OK, at this stage we all the how important exercise is when it comes to maintaining our general health and well-being.
Increased energy levels, decreased risk of disease and improved mental health are just some of the benefits enjoyed by those who engage in regular physical activity, and while we've always known that exercise can make us look more youthful as we age, science has now proven that regular workouts can actually reduce a person's biological age.
Researchers at the University of Birmingham and King's College London studied 125 amateur cyclists between the ages of 55 and 79.
84 of the participants were male and 41 were female.
The study found that, despite their age, the cyclists' managed to maintain the muscle mass and strength of a much younger person.
What's more, the participants' immune systems showed little to no deterioration.
Speaking about the results, Professor Janet Lord, Director of the Institute of Inflammatory and Ageing at the University of Birmingham, said we are under the false assumption that ageing automatically makes us weak and frail.
"Hippocrates in 400 BC said that exercise is man’s best medicine, but his message has been lost over time and we are an increasingly sedentary society," she said.
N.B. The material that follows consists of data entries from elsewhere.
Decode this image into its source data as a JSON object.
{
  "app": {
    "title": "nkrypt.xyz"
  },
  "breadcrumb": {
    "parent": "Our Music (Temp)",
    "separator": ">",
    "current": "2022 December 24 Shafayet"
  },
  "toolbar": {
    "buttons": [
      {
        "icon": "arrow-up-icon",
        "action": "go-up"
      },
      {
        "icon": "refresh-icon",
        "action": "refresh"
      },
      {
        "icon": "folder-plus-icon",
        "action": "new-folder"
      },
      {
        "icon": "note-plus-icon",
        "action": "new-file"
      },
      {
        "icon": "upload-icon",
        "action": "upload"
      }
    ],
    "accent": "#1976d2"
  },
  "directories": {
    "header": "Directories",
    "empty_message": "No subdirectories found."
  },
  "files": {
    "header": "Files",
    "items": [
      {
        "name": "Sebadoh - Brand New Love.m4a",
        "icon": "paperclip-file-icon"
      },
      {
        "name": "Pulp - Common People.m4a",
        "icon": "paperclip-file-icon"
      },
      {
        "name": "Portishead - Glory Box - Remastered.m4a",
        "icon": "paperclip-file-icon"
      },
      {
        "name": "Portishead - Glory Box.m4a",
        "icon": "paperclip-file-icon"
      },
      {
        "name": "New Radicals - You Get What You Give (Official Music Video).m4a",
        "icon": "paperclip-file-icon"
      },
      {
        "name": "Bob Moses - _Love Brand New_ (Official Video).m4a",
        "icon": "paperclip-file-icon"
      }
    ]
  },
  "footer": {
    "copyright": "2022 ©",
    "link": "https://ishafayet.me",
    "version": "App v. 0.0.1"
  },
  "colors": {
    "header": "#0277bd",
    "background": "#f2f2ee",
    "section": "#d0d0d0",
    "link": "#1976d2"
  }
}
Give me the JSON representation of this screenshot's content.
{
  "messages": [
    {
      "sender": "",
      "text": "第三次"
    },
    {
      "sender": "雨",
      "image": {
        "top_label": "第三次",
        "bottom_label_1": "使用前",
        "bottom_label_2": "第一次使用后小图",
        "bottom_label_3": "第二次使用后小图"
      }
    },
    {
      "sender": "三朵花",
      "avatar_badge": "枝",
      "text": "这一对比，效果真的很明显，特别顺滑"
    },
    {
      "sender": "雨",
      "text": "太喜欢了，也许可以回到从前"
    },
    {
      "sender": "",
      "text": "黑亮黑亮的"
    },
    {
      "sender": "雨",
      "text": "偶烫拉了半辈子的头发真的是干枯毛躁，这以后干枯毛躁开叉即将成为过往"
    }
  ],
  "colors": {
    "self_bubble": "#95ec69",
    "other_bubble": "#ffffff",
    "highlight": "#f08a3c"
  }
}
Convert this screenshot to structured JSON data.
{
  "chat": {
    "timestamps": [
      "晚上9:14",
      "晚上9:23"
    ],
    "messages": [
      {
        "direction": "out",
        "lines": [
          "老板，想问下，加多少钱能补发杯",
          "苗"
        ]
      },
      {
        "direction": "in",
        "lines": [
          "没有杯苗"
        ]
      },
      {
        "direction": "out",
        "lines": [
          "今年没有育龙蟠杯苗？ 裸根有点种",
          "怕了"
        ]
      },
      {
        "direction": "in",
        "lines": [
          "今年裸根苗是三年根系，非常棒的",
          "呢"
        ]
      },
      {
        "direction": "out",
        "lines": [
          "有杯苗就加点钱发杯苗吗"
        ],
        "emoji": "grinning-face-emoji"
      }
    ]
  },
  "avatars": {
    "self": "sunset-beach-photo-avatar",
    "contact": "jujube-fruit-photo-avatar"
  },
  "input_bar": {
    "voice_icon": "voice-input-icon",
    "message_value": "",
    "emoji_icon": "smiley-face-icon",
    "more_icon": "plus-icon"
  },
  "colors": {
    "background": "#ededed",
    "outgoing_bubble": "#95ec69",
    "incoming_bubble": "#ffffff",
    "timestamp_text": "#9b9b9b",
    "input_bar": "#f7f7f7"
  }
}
"However, importantly, our findings debunk the assumption that ageing automatically makes us more frail.
"Our research means we now have strong evidence that encouraging people to commit to regular exercise throughout their lives is a viable solution to the problem that we are living longer but not healthier."
Researchers hope to continue the study to find out whether or not the same affects can be seen as the cyclists get older.
So basically, if you're searching for the real secret behind enteral youth, ditch the anti-ageing creams and hop on a bike instead.